For example, in the “Haunted Lighthouse” episode, there is a shadowy figure, several floors above the camera, that can be seen leaning over the edge of a stairwell, and the TAPS crew make a big deal of saying that, if it had been a PERSON up there, then the motion-sensor activated lights would have turned on when the person moved. Sounds right---but what if someone just turned the motion sensor lights off before they filmed that scene. Again, I’m not saying that TAPS have faked evidence, just that it would be POSSIBLE for them to fake the evidence or to be tricked by someone who was faking… (Here’s the CYNICAL take: a ghost hunting show that NEVER found evidence of ghosts wouldn’t last long or make much money in advertising.) I’m not accusing anyone of anything, but things like having a chunk of a door that’s about to close “all by itself” off camera smacks of stage magic to me. (Magicians make people disappear by putting them in boxes or covering them with sheets for a reason, you know…)
Still, if you enjoy shows that visit exotic locations, include a lot of exciting soap-opera drama, and talk in interesting, pseudo-scientific ways about theories involving paranormal phenomena, then this DVD will be quite an entertaining collection for you to watch! I wouldn’t say this stuff is very SCARY, nor would I say it’s particularly CONVINCING (for a skeptic, at any rate), but it’s enjoyable enough for me and my family that we return to it about this time every year. We LOVE ghost stories, and with this set, you get a LOT of stories as well as some interesting locations. In addition, the editing and sound are quite good, so the MOOD in these episodes is well sculpted. If you’re scientifically minded, there’s quite a lot in this show that could piss you off, but if you just go with it and enjoy the SPECTACLE (like you would with a stage hypnotist or a magician), then this DVD is a solid bit of value for the money!
---Richard F. Yates (Holy Fool)

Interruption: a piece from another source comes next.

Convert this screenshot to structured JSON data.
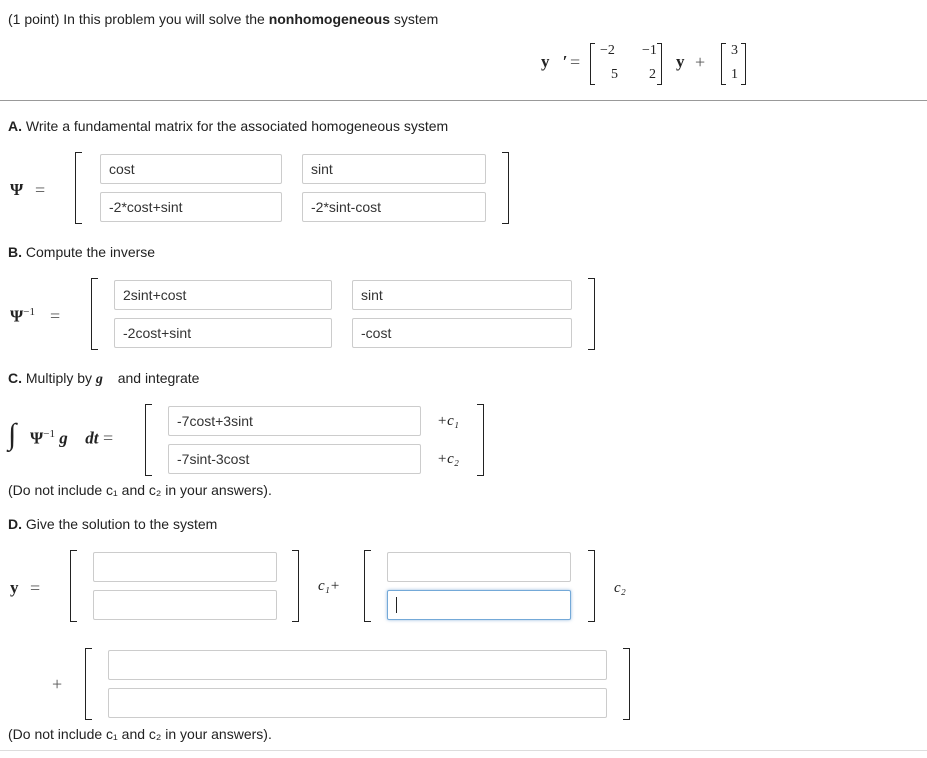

[P.S. – One of these days, maybe before Halloween, I’ll do a more in depth essay about paranormal claims, like those explored in shows like Ghost Hunters….but not today…]